The digitisation capacities installed place the Basque Country close to Europe's leading countries, but there are shortcomings in terms of the use in households and a possible lack of ICT specialists for developing digital services
Box 2 Principal conclusions of the DESI report on the Basque Country
In line with the business environment indicators, Orkestra has prepared a report on the digitalization of the Basque economy and society, measured by means of the DESI indicator. This indicator includes five dimensions: connectivity, human capital, use of Internet, integration of digital technology in firms and digital public services. As data are not available for the European regions, the comparison is with countries. It should therefore be remembered that within these countries there are significant differences which disappear when we look at the national average.
As a whole, the Basque Country is approaching convergence with the European leaders, primarily due to its high connectivity capabilities, the level of human capital and the more than satisfactory level of integration of digital technology at firms and public administrations. In contrast, the degree of digitalization in Basque households is less than in European households.
As regards indicators of the environment, the Basque Country is correcting its relative weakness in terms of the education and training of the population as a whole (an indicator of stock which varies little from year to year), which is continuing to engage in further education (although less than in the reference regions), primarily due to the high levels of students in tertiary education. In the area of vocational education, it is notable that the percentage of students is higher than that of Germany, although it declined in the last year and stands at a medium-to-high or intermediate position in the rankings. The innovation indicators point to a downswing in inputs which, according to perceptions, may have corrected itself in the last year. This downswing has resulted in a passive increase in efficiency, but may endanger the base for future R&D growth. Lastly, digitalization indicators indicate that installed capabilities (for both connectivity and human capital) have made it possible for the Basque Country to position itself close to the leading European countries (although the data do not make it possible to analyse the regional differences within each country). However, there are still gaps in the rate of use by households and a possible lack of ICT specialists to develop digital services.

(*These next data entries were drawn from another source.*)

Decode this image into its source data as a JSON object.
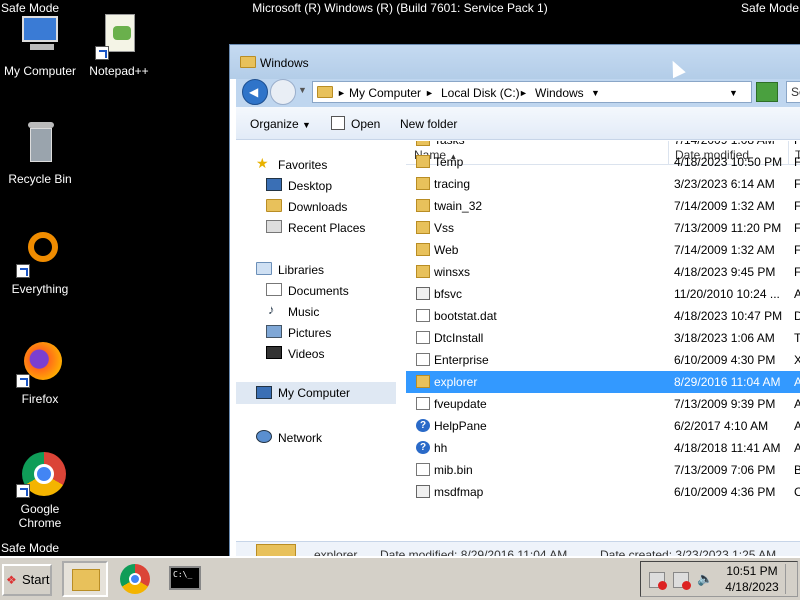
{
  "desktop": {
    "safe_mode_tl": "Safe Mode",
    "safe_mode_tr": "Safe Mode",
    "safe_mode_bl": "Safe Mode",
    "os_title": "Microsoft (R) Windows (R) (Build 7601: Service Pack 1)",
    "icons": [
      {
        "label": "My Computer",
        "icon": "computer-icon"
      },
      {
        "label": "Notepad++",
        "icon": "notepadpp-icon"
      },
      {
        "label": "Recycle Bin",
        "icon": "recycle-bin-icon"
      },
      {
        "label": "Everything",
        "icon": "everything-icon"
      },
      {
        "label": "Firefox",
        "icon": "firefox-icon"
      },
      {
        "label": "Google Chrome",
        "icon": "chrome-icon"
      }
    ]
  },
  "explorer": {
    "title": "Windows",
    "breadcrumb": [
      "My Computer",
      "Local Disk (C:)",
      "Windows"
    ],
    "search_placeholder": "Sea",
    "toolbar": {
      "organize": "Organize",
      "open": "Open",
      "new_folder": "New folder"
    },
    "nav": {
      "favorites": "Favorites",
      "desktop": "Desktop",
      "downloads": "Downloads",
      "recent": "Recent Places",
      "libraries": "Libraries",
      "documents": "Documents",
      "music": "Music",
      "pictures": "Pictures",
      "videos": "Videos",
      "computer": "My Computer",
      "network": "Network"
    },
    "columns": {
      "name": "Name",
      "date": "Date modified",
      "type": "T"
    },
    "rows": [
      {
        "name": "Tasks",
        "date": "7/14/2009 1:08 AM",
        "type": "F",
        "icon": "folder"
      },
      {
        "name": "Temp",
        "date": "4/18/2023 10:50 PM",
        "type": "F",
        "icon": "folder"
      },
      {
        "name": "tracing",
        "date": "3/23/2023 6:14 AM",
        "type": "F",
        "icon": "folder"
      },
      {
        "name": "twain_32",
        "date": "7/14/2009 1:32 AM",
        "type": "F",
        "icon": "folder"
      },
      {
        "name": "Vss",
        "date": "7/13/2009 11:20 PM",
        "type": "F",
        "icon": "folder"
      },
      {
        "name": "Web",
        "date": "7/14/2009 1:32 AM",
        "type": "F",
        "icon": "folder"
      },
      {
        "name": "winsxs",
        "date": "4/18/2023 9:45 PM",
        "type": "F",
        "icon": "folder"
      },
      {
        "name": "bfsvc",
        "date": "11/20/2010 10:24 ...",
        "type": "A",
        "icon": "app"
      },
      {
        "name": "bootstat.dat",
        "date": "4/18/2023 10:47 PM",
        "type": "D",
        "icon": "file"
      },
      {
        "name": "DtcInstall",
        "date": "3/18/2023 1:06 AM",
        "type": "T",
        "icon": "file"
      },
      {
        "name": "Enterprise",
        "date": "6/10/2009 4:30 PM",
        "type": "X",
        "icon": "file"
      },
      {
        "name": "explorer",
        "date": "8/29/2016 11:04 AM",
        "type": "A",
        "icon": "folder",
        "selected": true
      },
      {
        "name": "fveupdate",
        "date": "7/13/2009 9:39 PM",
        "type": "A",
        "icon": "file"
      },
      {
        "name": "HelpPane",
        "date": "6/2/2017 4:10 AM",
        "type": "A",
        "icon": "help"
      },
      {
        "name": "hh",
        "date": "4/18/2018 11:41 AM",
        "type": "A",
        "icon": "help"
      },
      {
        "name": "mib.bin",
        "date": "7/13/2009 7:06 PM",
        "type": "B",
        "icon": "file"
      },
      {
        "name": "msdfmap",
        "date": "6/10/2009 4:36 PM",
        "type": "C",
        "icon": "app"
      }
    ],
    "details": {
      "name": "explorer",
      "modified": "Date modified: 8/29/2016 11:04 AM",
      "created": "Date created: 3/23/2023 1:25 AM"
    }
  },
  "taskbar": {
    "start": "Start",
    "time": "10:51 PM",
    "date": "4/18/2023",
    "tray_icons": [
      "network-error-icon",
      "action-center-error-icon",
      "volume-muted-icon"
    ]
  }
}
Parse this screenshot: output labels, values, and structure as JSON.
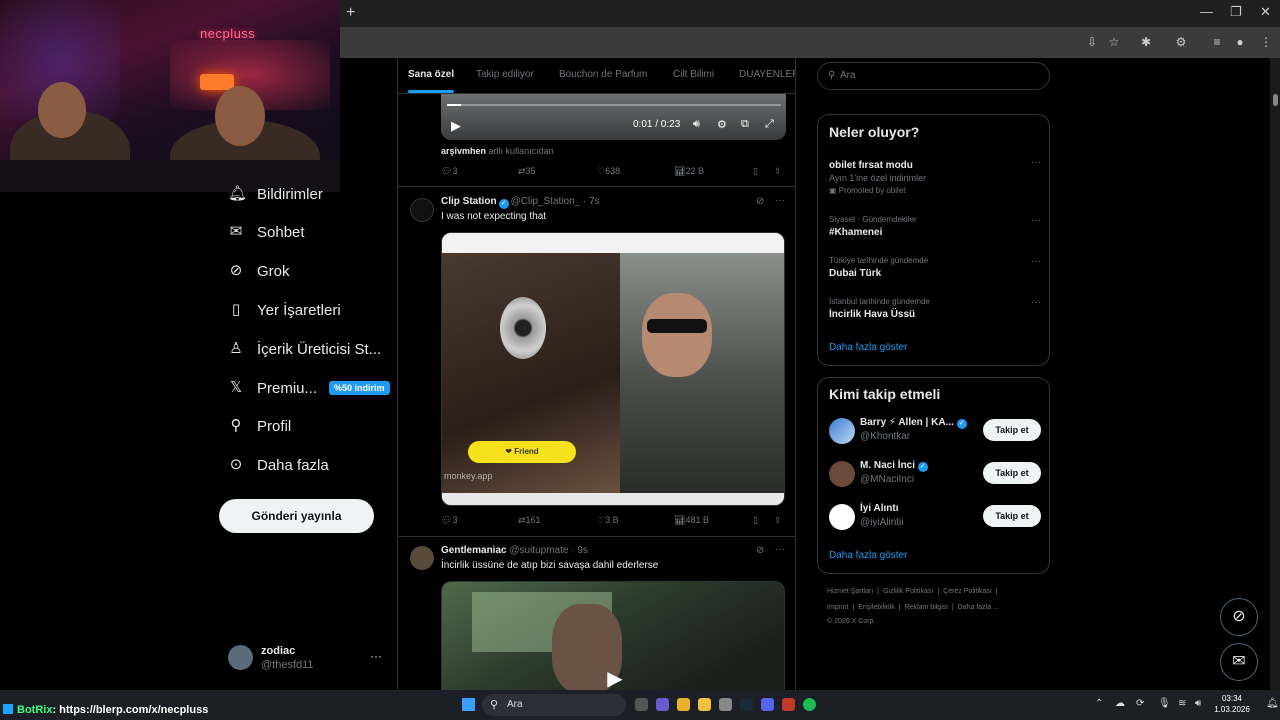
{
  "webcam": {
    "brand": "necpluss"
  },
  "browser": {
    "new_tab_label": "+"
  },
  "nav": {
    "items": [
      {
        "label": "Bildirimler",
        "icon": "bell-icon"
      },
      {
        "label": "Sohbet",
        "icon": "mail-icon"
      },
      {
        "label": "Grok",
        "icon": "grok-icon"
      },
      {
        "label": "Yer İşaretleri",
        "icon": "bookmark-icon"
      },
      {
        "label": "İçerik Üreticisi St...",
        "icon": "creator-studio-icon"
      },
      {
        "label": "Premiu...",
        "icon": "x-icon",
        "badge": "%50 indirim"
      },
      {
        "label": "Profil",
        "icon": "person-icon"
      },
      {
        "label": "Daha fazla",
        "icon": "more-circle-icon"
      }
    ],
    "post_button": "Gönderi yayınla",
    "account": {
      "name": "zodiac",
      "handle": "@thesfd11",
      "more": "···"
    }
  },
  "timeline": {
    "tabs": [
      "Sana özel",
      "Takip ediliyor",
      "Bouchon de Parfum",
      "Cilt Bilimi",
      "DUAYENLER"
    ],
    "post1": {
      "video_time": "0:01 / 0:23",
      "source_user": "arşivmhen",
      "source_suffix": "adlı kullanıcıdan",
      "replies": "3",
      "reposts": "35",
      "likes": "638",
      "views": "22 B"
    },
    "post2": {
      "name": "Clip Station",
      "handle": "@Clip_Station_",
      "time": "· 7s",
      "text": "I was not expecting that",
      "friend_button": "Friend",
      "watermark": "monkey.app",
      "replies": "3",
      "reposts": "161",
      "likes": "3 B",
      "views": "481 B"
    },
    "post3": {
      "name": "Gentlemaniac",
      "handle": "@suitupmate",
      "time": "· 9s",
      "text": "İncirlik üssüne de atıp bizi savaşa dahil ederlerse"
    }
  },
  "right": {
    "search_placeholder": "Ara",
    "trends_title": "Neler oluyor?",
    "trends": [
      {
        "context": "",
        "title": "obilet fırsat modu",
        "subtitle": "Ayın 1'ine özel indirimler",
        "promo": "Promoted by obilet"
      },
      {
        "context": "Siyaset · Gündemdekiler",
        "title": "#Khamenei",
        "subtitle": "",
        "promo": ""
      },
      {
        "context": "Türkiye tarihinde gündemde",
        "title": "Dubai Türk",
        "subtitle": "",
        "promo": ""
      },
      {
        "context": "İstanbul tarihinde gündemde",
        "title": "İncirlik Hava Üssü",
        "subtitle": "",
        "promo": ""
      }
    ],
    "show_more": "Daha fazla göster",
    "who_title": "Kimi takip etmeli",
    "who": [
      {
        "name": "Barry ⚡ Allen | KA...",
        "handle": "@Khontkar",
        "button": "Takip et"
      },
      {
        "name": "M. Naci İnci",
        "handle": "@MNaciInci",
        "button": "Takip et"
      },
      {
        "name": "İyi Alıntı",
        "handle": "@iyiAlintii",
        "button": "Takip et"
      }
    ],
    "who_show_more": "Daha fazla göster",
    "footer_line1": [
      "Hizmet Şartları",
      "|",
      "Gizlilik Politikası",
      "|",
      "Çerez Politikası",
      "|"
    ],
    "footer_line2": [
      "Imprint",
      "|",
      "Erişilebilirlik",
      "|",
      "Reklam bilgisi",
      "|",
      "Daha fazla ..."
    ],
    "footer_line3": "© 2026 X Corp."
  },
  "taskbar": {
    "botrix_name": "BotRix",
    "botrix_text": ": https://blerp.com/x/necpluss",
    "search_label": "Ara",
    "time": "03:34",
    "date": "1.03.2026"
  }
}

Although from Graph 14 it might be possible to interpret that this began in 2013, in reality it was probably earlier, as the jump observed in the series for the reference regions that year is due to a methodological change in how this variable is calculated in the French regions, many of which are part of the reference group.
Digital Economy and Society Index